• **Task objective**
Scan the lines below; pull out those with "icon".

• **Data to use**

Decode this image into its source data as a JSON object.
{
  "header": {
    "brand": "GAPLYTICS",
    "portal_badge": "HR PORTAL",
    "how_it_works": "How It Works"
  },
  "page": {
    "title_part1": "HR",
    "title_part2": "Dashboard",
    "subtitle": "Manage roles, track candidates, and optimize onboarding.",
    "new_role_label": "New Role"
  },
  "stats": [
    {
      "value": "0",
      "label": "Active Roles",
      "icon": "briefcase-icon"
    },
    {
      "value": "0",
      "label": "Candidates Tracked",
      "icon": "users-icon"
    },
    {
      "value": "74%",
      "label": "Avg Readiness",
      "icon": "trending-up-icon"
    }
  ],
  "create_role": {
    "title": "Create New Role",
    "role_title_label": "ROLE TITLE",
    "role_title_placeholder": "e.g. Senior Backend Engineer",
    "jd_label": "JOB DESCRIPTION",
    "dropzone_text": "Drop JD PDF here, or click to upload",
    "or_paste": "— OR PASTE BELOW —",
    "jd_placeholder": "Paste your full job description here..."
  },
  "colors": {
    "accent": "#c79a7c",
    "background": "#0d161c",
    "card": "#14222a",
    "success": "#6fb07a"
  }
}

• **Written answer**
      "icon": "briefcase-icon"
      "icon": "users-icon"
      "icon": "trending-up-icon"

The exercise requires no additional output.